#### The records ####
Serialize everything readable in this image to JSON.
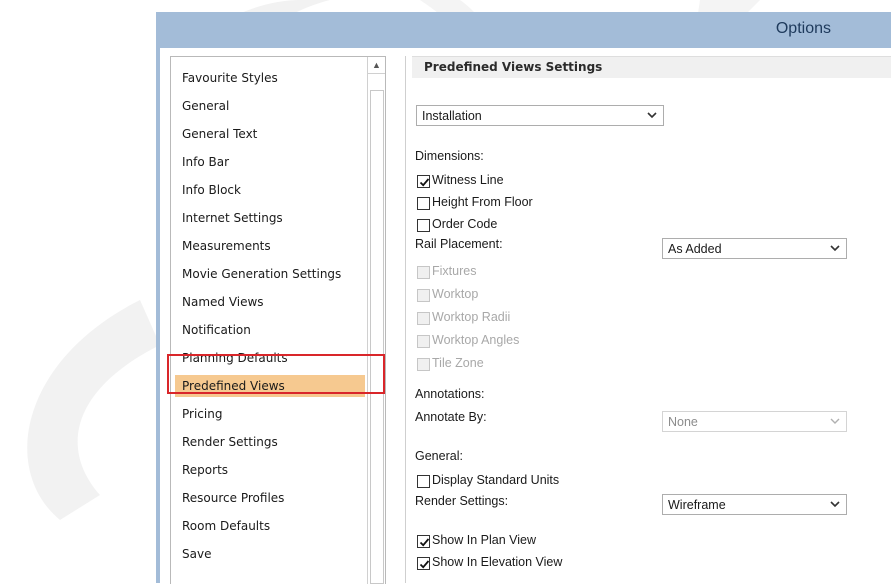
{
  "window": {
    "title": "Options"
  },
  "sidebar": {
    "selected": "Predefined Views",
    "items": [
      "Favourite Styles",
      "General",
      "General Text",
      "Info Bar",
      "Info Block",
      "Internet Settings",
      "Measurements",
      "Movie Generation Settings",
      "Named Views",
      "Notification",
      "Planning Defaults",
      "Predefined Views",
      "Pricing",
      "Render Settings",
      "Reports",
      "Resource Profiles",
      "Room Defaults",
      "Save"
    ]
  },
  "settings": {
    "header": "Predefined Views Settings",
    "view_select": "Installation",
    "dimensions_label": "Dimensions:",
    "witness_line": {
      "label": "Witness Line",
      "checked": true
    },
    "height_from_floor": {
      "label": "Height From Floor",
      "checked": false
    },
    "order_code": {
      "label": "Order Code",
      "checked": false
    },
    "rail_placement_label": "Rail Placement:",
    "rail_placement_value": "As Added",
    "fixtures": {
      "label": "Fixtures",
      "checked": false,
      "enabled": false
    },
    "worktop": {
      "label": "Worktop",
      "checked": false,
      "enabled": false
    },
    "worktop_radii": {
      "label": "Worktop Radii",
      "checked": false,
      "enabled": false
    },
    "worktop_angles": {
      "label": "Worktop Angles",
      "checked": false,
      "enabled": false
    },
    "tile_zone": {
      "label": "Tile Zone",
      "checked": false,
      "enabled": false
    },
    "annotations_label": "Annotations:",
    "annotate_by_label": "Annotate By:",
    "annotate_by_value": "None",
    "general_label": "General:",
    "display_standard_units": {
      "label": "Display Standard Units",
      "checked": false
    },
    "render_settings_label": "Render Settings:",
    "render_settings_value": "Wireframe",
    "show_in_plan_view": {
      "label": "Show In Plan View",
      "checked": true
    },
    "show_in_elevation_view": {
      "label": "Show In Elevation View",
      "checked": true
    }
  },
  "colors": {
    "titlebar": "#a3bcd8",
    "selection": "#f6c990",
    "highlight": "#d9262a"
  }
}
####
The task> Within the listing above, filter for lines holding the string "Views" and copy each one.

Expected answer>
    "selected": "Predefined Views",
      "Named Views",
      "Predefined Views",
    "header": "Predefined Views Settings",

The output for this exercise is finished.